Bork!Bork!Bork! Welcome to another in the The Register’s inexplicably long-running series of sickly signage and distressed displays.
Spotted on the platforms of London’s Gunnersbury station by Register reader Julian, the display looks innocuous enough at first glance. However, something is amiss within the bowels of the UK capital’s Transport for London (TFL) since even at its least competent 20 hours seems a bit long to wait. Even for a tube to Upminster.
Certainly, back in the days when we used to travel London’s creaking public transport network to Vulture Central, a wait of more than a few minutes was enough to trigger tuts and sighs from the locals. Almost as much as those generated by that person with the rucksack or those people unable to resist the allure of their horror burger and fries on a particularly lengthy underground stretch.
A spokesperson for TfL stated the obvious in telling us: “This appears to have been an error on one of our digital display boards which we worked to fix as soon as possible.”
Indeed it was, for the display predates the current lockdown by a good while. Now, we remember lengthy delays on its network with fondness. In this case, 1,241 minutes into the future (not the best of the Max Headroom sequels, we’ll grant you.)
The station before Kew Gardens and Richmond, the two platforms of Gunnersbury serve both the District line and London Overground and the station itself was opened in 1869. Back in 2017 (shortly before this picture was snapped), Gunnersbury saw its London Underground entry and exit figures standing at 5.71 million, slightly down on the previous year but quite the jump from 2007’s 3.66 million.
We suspect 2020’s number might look a bit different.
Waiting for the train that never comes?
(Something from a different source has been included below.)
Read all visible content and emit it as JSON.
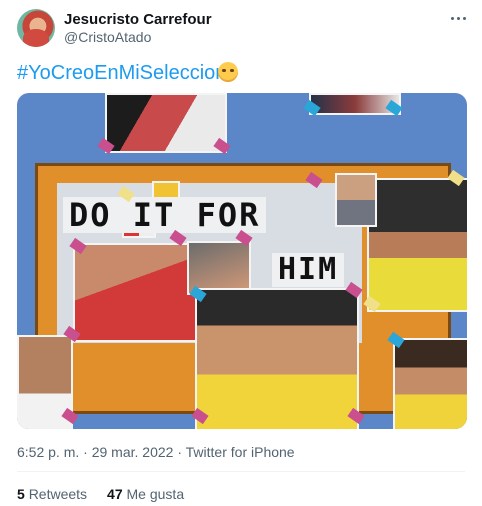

To be honest, it feels like March will never end, so pass the time by sharing your own example of LEDs larking about or Windows demonstrating the robustness of ice in a furnace with an email to The Register’s desk of Bork. ®